Political correctness and draconian health and safety had not permeated into 70's culture and so we are treated to a real baby (presumably or one of the best animatronics I've ever seen) being terrorised by the Duchess and cook in a scene that's quite difficult to watch. One assumes the baby's parents were on hand but that newborn looks genuinely distressed (OK, it turns into a pig a little later but that's not the point). This scene, overplayed with relish by Patsy Rowlands and Peter Bull, reminded me how much freedom we used to have (not necessarily to terrorize babies) and how much control has been wrested from the artist and given carte blanche to the overseer. Director William Sterling, perhaps hampered by special effects constraints, has delivered a bland Wonderland and a whole host of thespianic turns designed to dazzle the audience into thinking there is more substance than there actually is but perhaps that accusation could be laid at Carroll's door. The best I can say about this curious production is that it's not often a film-maker assembles a stellar cast and then proceeds to cover everyone up in prosthetics, wigs and animal suits so their marquee value becomes negligible. Is that the best I can say? Uh... uh...
Presented, bizarrely and one assumes cheaply, in a letterboxed not anamorphic format, this edition gives the impression that it's only out there for no other reason than to ride the coat-tails of its latest more sophisticated incarnation. There has been very little care taken with what I imagine would be sumptuous photography (Geoffrey Unsworth doesn't have 'off' days). The colours are muted and the contrast very low. Of course, special effects were acheived optically in 1972 so there is some degradation of the image when the FX start piling up. That said, the shrinking and enlarging Alice (in camera FX one imagines) is done rather skilfully.
The mono sound is faithfully presented in Dolby Digital but it's certainly no restoration job. There are no subtitles or dubbing of any kind. This is the very definition of vanilla.
Nada... Zip. This sort of confirms why this was released – no great effort made except the very smallest.
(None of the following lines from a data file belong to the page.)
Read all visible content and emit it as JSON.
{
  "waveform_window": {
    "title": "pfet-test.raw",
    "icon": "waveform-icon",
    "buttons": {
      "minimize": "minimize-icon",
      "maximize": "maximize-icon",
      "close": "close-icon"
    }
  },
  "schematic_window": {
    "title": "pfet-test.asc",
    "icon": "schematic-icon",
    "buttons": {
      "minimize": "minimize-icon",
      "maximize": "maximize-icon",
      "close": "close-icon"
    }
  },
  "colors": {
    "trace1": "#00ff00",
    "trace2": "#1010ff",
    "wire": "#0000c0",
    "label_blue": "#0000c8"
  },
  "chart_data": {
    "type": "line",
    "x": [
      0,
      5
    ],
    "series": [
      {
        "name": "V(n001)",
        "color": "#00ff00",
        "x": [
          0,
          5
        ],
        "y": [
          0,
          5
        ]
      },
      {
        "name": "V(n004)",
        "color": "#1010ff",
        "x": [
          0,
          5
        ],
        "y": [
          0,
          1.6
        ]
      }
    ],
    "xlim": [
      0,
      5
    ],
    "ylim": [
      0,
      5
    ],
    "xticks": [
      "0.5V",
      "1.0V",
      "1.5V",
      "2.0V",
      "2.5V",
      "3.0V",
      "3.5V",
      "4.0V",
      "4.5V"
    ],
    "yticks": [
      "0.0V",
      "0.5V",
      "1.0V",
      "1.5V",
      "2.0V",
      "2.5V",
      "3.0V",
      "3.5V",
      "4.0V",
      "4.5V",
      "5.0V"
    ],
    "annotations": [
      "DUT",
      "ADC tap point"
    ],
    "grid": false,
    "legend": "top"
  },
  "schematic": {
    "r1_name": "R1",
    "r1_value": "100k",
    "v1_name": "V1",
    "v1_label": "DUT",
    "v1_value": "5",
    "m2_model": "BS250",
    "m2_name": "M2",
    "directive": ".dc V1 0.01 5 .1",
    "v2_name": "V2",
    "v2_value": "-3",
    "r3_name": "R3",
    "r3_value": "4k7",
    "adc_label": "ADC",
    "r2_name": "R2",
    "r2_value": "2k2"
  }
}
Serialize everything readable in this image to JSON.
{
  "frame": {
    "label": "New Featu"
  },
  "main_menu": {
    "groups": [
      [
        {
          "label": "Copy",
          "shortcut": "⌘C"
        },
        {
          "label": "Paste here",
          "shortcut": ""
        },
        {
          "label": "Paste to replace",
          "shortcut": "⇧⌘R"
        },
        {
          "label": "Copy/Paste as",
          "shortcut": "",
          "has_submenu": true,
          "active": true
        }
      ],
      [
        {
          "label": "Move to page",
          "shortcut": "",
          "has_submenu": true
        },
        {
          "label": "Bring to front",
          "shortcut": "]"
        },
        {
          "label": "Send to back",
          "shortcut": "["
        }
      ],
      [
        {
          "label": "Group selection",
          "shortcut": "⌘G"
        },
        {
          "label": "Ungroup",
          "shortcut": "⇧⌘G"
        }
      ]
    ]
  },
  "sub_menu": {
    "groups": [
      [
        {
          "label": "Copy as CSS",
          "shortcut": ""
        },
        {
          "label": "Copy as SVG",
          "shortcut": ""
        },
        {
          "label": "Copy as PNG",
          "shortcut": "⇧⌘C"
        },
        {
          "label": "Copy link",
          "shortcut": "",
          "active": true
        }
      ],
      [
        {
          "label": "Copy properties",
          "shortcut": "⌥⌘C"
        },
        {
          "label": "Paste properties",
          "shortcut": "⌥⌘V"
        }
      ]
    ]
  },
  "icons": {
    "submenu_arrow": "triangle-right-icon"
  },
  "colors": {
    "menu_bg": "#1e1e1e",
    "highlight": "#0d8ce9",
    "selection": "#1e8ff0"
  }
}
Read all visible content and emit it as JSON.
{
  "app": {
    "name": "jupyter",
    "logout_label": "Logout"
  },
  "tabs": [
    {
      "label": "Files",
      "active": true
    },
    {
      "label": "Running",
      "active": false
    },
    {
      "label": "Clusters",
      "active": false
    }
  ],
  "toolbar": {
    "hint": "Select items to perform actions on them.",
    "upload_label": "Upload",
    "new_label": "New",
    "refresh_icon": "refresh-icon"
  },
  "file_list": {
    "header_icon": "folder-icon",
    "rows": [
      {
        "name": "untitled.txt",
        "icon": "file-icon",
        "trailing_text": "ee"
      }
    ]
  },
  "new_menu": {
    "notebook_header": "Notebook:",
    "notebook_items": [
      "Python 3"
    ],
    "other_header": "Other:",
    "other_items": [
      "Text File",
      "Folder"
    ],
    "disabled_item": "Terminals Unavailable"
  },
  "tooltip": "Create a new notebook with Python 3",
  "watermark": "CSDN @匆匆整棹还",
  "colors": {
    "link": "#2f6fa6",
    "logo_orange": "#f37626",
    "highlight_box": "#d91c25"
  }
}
A curio for Wonderland completists only, the disc is a lacklustre presentation of a movie that should at the very least be a colourful addition to the Carroll canon.